* Exercise *
Bring together all lines of the material below that contain the string "label".

* Supplied material *
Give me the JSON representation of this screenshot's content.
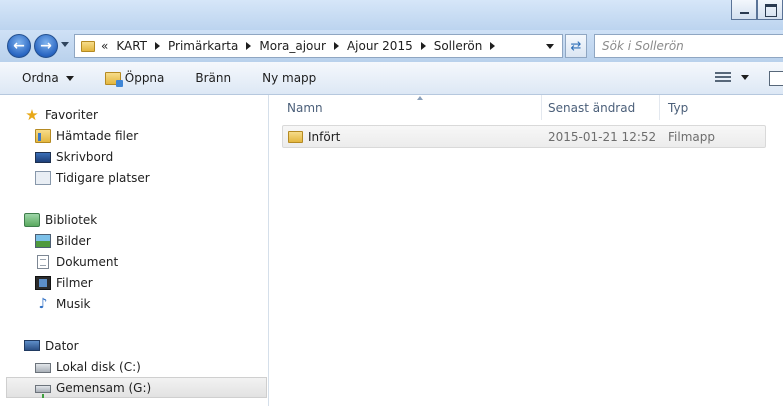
{
  "address": {
    "overflow": "«",
    "crumbs": [
      "KART",
      "Primärkarta",
      "Mora_ajour",
      "Ajour 2015",
      "Sollerön"
    ]
  },
  "search": {
    "placeholder": "Sök i Sollerön"
  },
  "toolbar": {
    "organize": "Ordna",
    "open": "Öppna",
    "burn": "Bränn",
    "new_folder": "Ny mapp"
  },
  "nav": {
    "favorites": {
      "label": "Favoriter",
      "items": [
        "Hämtade filer",
        "Skrivbord",
        "Tidigare platser"
      ]
    },
    "libraries": {
      "label": "Bibliotek",
      "items": [
        "Bilder",
        "Dokument",
        "Filmer",
        "Musik"
      ]
    },
    "computer": {
      "label": "Dator",
      "items": [
        "Lokal disk (C:)",
        "Gemensam (G:)"
      ]
    }
  },
  "columns": {
    "name": "Namn",
    "date": "Senast ändrad",
    "type": "Typ"
  },
  "files": [
    {
      "name": "Infört",
      "date": "2015-01-21 12:52",
      "type": "Filmapp"
    }
  ]
}
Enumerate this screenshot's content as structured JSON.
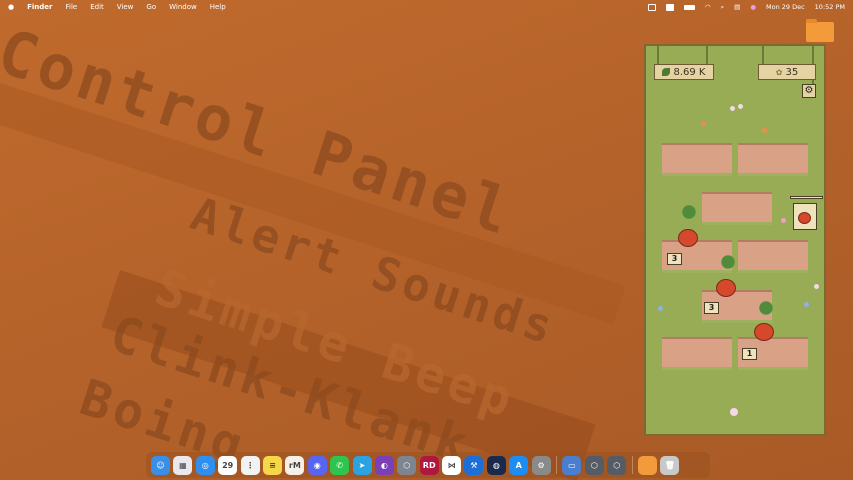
{
  "wallpaper": {
    "lines": [
      "Control Panel",
      "Alert Sounds",
      "Simple Beep",
      "Clink-Klank",
      "Boing"
    ]
  },
  "menubar": {
    "apple": "",
    "items": [
      "Finder",
      "File",
      "Edit",
      "View",
      "Go",
      "Window",
      "Help"
    ],
    "status": {
      "date": "Mon 29 Dec",
      "time": "10:52 PM"
    },
    "icons": [
      "screen-record-icon",
      "input-a-icon",
      "battery-icon",
      "wifi-icon",
      "search-icon",
      "control-center-icon",
      "siri-icon"
    ]
  },
  "game": {
    "currency": "8.69 K",
    "seeds": "35",
    "harvest_counts": [
      "3",
      "3",
      "1"
    ],
    "accent_colors": {
      "grass": "#98ac55",
      "soil": "#d9a287",
      "tomato": "#d6482c"
    }
  },
  "dock": {
    "apps": [
      {
        "name": "Finder",
        "color": "#3a8ee6",
        "glyph": "☺"
      },
      {
        "name": "Launchpad",
        "color": "#e8e8ee",
        "glyph": "▦"
      },
      {
        "name": "Safari",
        "color": "#2f8ff0",
        "glyph": "◎"
      },
      {
        "name": "Calendar",
        "color": "#ffffff",
        "glyph": "29"
      },
      {
        "name": "Reminders",
        "color": "#f2f2f2",
        "glyph": "⋮"
      },
      {
        "name": "Notes",
        "color": "#f7d64a",
        "glyph": "≡"
      },
      {
        "name": "Remember",
        "color": "#f5f1e8",
        "glyph": "rM"
      },
      {
        "name": "Discord",
        "color": "#5865f2",
        "glyph": "◉"
      },
      {
        "name": "WhatsApp",
        "color": "#2fc44d",
        "glyph": "✆"
      },
      {
        "name": "Telegram",
        "color": "#2aa3e0",
        "glyph": "➤"
      },
      {
        "name": "GitHub Desktop",
        "color": "#7b3fb8",
        "glyph": "◐"
      },
      {
        "name": "Unity Hub",
        "color": "#7d8591",
        "glyph": "⬡"
      },
      {
        "name": "Rider",
        "color": "#b0173e",
        "glyph": "RD"
      },
      {
        "name": "VS Code",
        "color": "#ffffff",
        "glyph": "⋈"
      },
      {
        "name": "Xcode",
        "color": "#1d6fd8",
        "glyph": "⚒"
      },
      {
        "name": "Steam",
        "color": "#1b2a4a",
        "glyph": "◍"
      },
      {
        "name": "App Store",
        "color": "#1f8cf0",
        "glyph": "A"
      },
      {
        "name": "System Settings",
        "color": "#8a8a8a",
        "glyph": "⚙"
      },
      {
        "name": "App",
        "color": "#4a7fd0",
        "glyph": "▭"
      },
      {
        "name": "Unity",
        "color": "#555c66",
        "glyph": "⬡"
      },
      {
        "name": "Unity",
        "color": "#555c66",
        "glyph": "⬡"
      }
    ],
    "stack": [
      {
        "name": "Folder",
        "color": "#f39a3a",
        "glyph": ""
      },
      {
        "name": "Trash",
        "color": "#c8c8c8",
        "glyph": "🗑"
      }
    ]
  }
}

* Task answer *
      "label": "Favoriter",
      "label": "Bibliotek",
      "label": "Dator",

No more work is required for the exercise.